> _Work instruction_:
The word "const" marks the lines to copy; find all of them in the entries below.

> _Material shown_:
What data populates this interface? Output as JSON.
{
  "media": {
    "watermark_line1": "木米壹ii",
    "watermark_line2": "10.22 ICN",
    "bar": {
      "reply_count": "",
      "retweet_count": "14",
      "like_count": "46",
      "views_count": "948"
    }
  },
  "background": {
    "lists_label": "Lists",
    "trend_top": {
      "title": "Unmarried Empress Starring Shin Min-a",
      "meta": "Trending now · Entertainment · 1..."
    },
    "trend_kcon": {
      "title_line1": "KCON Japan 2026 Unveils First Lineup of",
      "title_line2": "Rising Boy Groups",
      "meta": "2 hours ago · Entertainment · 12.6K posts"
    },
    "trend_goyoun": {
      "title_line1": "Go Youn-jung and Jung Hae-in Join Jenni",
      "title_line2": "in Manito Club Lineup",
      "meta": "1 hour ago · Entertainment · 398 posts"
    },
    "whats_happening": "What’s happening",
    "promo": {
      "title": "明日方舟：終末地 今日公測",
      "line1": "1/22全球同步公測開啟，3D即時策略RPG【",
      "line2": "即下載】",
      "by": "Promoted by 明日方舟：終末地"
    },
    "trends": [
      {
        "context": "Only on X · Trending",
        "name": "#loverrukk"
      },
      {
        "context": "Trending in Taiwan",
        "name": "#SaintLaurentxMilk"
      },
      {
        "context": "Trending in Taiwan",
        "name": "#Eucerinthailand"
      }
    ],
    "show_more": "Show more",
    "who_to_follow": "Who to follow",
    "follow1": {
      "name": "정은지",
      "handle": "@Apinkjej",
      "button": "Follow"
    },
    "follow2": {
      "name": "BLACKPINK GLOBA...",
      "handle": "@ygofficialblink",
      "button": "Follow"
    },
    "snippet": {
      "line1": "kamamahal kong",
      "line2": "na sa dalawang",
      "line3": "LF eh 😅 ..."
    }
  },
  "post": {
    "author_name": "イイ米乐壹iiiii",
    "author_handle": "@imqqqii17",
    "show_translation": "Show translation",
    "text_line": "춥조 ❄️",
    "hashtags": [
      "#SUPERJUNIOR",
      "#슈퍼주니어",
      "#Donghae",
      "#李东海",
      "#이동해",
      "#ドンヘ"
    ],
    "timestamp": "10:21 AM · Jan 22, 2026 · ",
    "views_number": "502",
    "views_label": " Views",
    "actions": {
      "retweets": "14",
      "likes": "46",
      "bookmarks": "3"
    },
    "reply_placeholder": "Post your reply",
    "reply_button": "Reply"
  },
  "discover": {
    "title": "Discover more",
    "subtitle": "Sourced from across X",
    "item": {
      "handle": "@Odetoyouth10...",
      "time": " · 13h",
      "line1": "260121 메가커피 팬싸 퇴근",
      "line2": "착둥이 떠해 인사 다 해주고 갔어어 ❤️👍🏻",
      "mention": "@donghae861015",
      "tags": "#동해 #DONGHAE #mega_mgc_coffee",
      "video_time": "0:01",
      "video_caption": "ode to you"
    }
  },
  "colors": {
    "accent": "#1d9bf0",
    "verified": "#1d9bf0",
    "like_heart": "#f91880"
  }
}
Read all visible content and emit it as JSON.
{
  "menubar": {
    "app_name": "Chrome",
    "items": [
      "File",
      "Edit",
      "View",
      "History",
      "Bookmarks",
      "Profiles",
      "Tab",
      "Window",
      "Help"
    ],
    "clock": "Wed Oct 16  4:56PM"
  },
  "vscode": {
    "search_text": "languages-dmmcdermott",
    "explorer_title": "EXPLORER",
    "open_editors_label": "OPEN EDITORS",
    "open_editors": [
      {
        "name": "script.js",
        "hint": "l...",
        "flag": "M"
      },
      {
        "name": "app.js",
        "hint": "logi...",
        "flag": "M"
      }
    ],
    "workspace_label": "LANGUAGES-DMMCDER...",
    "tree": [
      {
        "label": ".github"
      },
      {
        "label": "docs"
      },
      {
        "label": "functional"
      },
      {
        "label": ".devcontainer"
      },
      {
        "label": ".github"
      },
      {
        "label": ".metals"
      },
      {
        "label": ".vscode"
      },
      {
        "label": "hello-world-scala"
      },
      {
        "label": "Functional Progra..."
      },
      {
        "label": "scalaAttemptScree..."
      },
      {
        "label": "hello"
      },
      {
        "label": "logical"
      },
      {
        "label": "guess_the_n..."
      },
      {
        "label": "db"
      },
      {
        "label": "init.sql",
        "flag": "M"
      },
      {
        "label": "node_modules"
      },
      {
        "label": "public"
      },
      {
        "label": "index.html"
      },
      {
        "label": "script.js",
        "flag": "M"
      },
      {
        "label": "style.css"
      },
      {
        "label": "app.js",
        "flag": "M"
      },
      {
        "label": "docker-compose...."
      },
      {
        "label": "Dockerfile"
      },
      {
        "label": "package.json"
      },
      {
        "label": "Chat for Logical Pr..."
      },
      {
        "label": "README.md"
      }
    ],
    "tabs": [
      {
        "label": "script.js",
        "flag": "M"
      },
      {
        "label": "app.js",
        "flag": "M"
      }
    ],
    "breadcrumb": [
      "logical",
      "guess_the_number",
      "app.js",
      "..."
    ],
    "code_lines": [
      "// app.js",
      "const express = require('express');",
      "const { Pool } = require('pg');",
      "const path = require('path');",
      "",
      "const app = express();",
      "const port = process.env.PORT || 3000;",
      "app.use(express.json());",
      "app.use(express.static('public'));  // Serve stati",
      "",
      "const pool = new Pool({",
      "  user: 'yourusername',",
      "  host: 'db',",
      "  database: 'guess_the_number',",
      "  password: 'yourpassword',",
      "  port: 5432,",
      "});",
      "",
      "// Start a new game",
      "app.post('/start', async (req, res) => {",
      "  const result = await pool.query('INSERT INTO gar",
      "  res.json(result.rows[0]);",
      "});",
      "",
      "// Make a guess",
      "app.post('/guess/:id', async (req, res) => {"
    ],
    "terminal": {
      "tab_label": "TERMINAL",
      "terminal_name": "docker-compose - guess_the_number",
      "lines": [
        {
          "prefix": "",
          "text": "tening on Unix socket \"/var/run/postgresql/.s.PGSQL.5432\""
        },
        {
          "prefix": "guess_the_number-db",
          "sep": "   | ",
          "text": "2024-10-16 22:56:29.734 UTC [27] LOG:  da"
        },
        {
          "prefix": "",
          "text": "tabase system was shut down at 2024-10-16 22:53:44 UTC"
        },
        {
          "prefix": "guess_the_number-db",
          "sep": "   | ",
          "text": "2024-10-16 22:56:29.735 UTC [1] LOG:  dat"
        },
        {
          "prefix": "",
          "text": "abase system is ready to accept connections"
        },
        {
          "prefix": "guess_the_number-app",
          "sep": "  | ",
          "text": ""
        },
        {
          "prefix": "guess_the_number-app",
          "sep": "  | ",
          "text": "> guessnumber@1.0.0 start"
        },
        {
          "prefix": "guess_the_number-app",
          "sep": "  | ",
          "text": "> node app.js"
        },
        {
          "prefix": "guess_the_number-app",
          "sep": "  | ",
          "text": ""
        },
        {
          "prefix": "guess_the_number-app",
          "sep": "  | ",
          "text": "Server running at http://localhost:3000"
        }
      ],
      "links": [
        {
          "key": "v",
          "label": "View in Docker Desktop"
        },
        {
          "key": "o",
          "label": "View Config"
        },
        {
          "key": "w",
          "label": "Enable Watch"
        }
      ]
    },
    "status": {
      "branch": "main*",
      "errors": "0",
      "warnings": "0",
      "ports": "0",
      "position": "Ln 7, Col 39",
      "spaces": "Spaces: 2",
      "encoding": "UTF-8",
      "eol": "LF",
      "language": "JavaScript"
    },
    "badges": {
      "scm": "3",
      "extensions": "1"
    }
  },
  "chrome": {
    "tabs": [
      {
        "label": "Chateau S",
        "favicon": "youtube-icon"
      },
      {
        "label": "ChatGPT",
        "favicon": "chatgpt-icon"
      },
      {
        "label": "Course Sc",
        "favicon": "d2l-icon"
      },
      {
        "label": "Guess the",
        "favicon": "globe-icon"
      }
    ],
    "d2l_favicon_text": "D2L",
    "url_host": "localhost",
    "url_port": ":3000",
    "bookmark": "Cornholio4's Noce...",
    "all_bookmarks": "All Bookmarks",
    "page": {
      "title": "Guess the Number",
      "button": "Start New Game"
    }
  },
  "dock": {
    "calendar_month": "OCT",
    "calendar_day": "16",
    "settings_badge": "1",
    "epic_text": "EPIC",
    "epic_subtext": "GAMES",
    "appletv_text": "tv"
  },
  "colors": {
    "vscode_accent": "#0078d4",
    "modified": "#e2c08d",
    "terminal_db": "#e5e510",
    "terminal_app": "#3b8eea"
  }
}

> _Task answer_:
      "const express = require('express');",
      "const { Pool } = require('pg');",
      "const path = require('path');",
      "const app = express();",
      "const port = process.env.PORT || 3000;",
      "const pool = new Pool({",
      "  const result = await pool.query('INSERT INTO gar",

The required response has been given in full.